Keeping Your Content Safe: Website Copyright Essentials
In the United States, copyrights exist to promote arts and culture. Copyright also protects your digital assets—your design, written content, branded imagery (e.g. a color you’ve created), photography, and more.
But exactly what do you need to do to protect your online assets? There are some easy steps you can take to protect yourself from digital theft or exploitation.
First and foremost, adding a copyright notice on your work is an excellent way to claim your properties. Adding a © symbol, next to the date the item was created and your name or company name, will cover you in most cases.
Note that you should put the date for when the property was created, and add a date for each time the property is updated.
Example: Your small business, Happy Inc., took a photo in 2005, and you want to post it online. At the bottom of the photo, you should put;
© 2005 Happy Inc.
Now, let’s say you edit the photo in 2015. In the photo, you should put;
© 2005, 2015 Happy Inc.
This is so that if someone finds the original 2005 version and tries to claim it, and you only have the edited version, you can argue that your copyright mark claims the original work from 2005.
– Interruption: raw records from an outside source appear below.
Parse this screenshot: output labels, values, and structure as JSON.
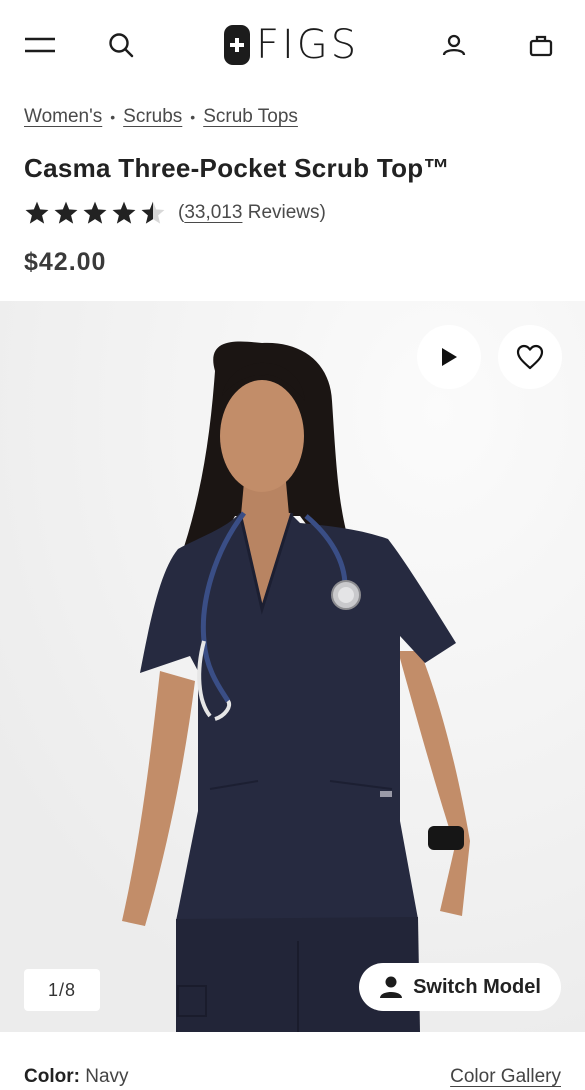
{
  "header": {
    "brand": "FIGS",
    "icons": [
      "menu-icon",
      "search-icon",
      "account-icon",
      "bag-icon"
    ]
  },
  "breadcrumb": [
    "Women's",
    "Scrubs",
    "Scrub Tops"
  ],
  "product": {
    "title": "Casma Three-Pocket Scrub Top™",
    "rating": 4.5,
    "review_count": "33,013",
    "review_open": "(",
    "review_suffix": " Reviews)",
    "price": "$42.00"
  },
  "gallery": {
    "counter": "1/8",
    "switch_model_label": "Switch Model",
    "icons": [
      "play-icon",
      "heart-icon",
      "person-icon"
    ]
  },
  "color": {
    "label": "Color:",
    "value": "Navy",
    "gallery_link": "Color Gallery"
  },
  "colors": {
    "text": "#1f1f1f",
    "navy": "#262a40",
    "gallery_bg": "#f2f2f2"
  }
}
It’s also common to see people “updating” their copyright marks on their websites or properties. For example, after the New Year, your company has the impression that editing your website copyright mark to say “© 2016 Happy Inc.” when you actually want to keep the older date on your content.
Again—this shows that you have the older version of that content. If someone takes your content that’s marked for 2015, and yours is marked 2016, your mark doesn’t hold up as well.
That being said, there are cases where some people check a copyright date to see if a website is being kept up to date. If someone sees the older date, that person might assume the content is outdated or the company doesn’t put enough effort into online assets. No worries—there’s a solution.
Let’s say your company’s website contents go as far back as 2010. On your website, you can put;
© 2010 – 2016 Happy Inc.
This now shows your visitors that, yes, your content is protected properly, but yes, you are keeping it up to date.
Okay, deep breath. Yes, it’s a lot of info to process, but it’s important to know if you’re any sort of digital illustrator or graphic designer.
By the way—you may find it a relief to learn that you don’t have to put a copyright mark on any of your work. Website copyright is also optional. But, for added safety, it’s recommended to take these small steps to protect your work in case something happens.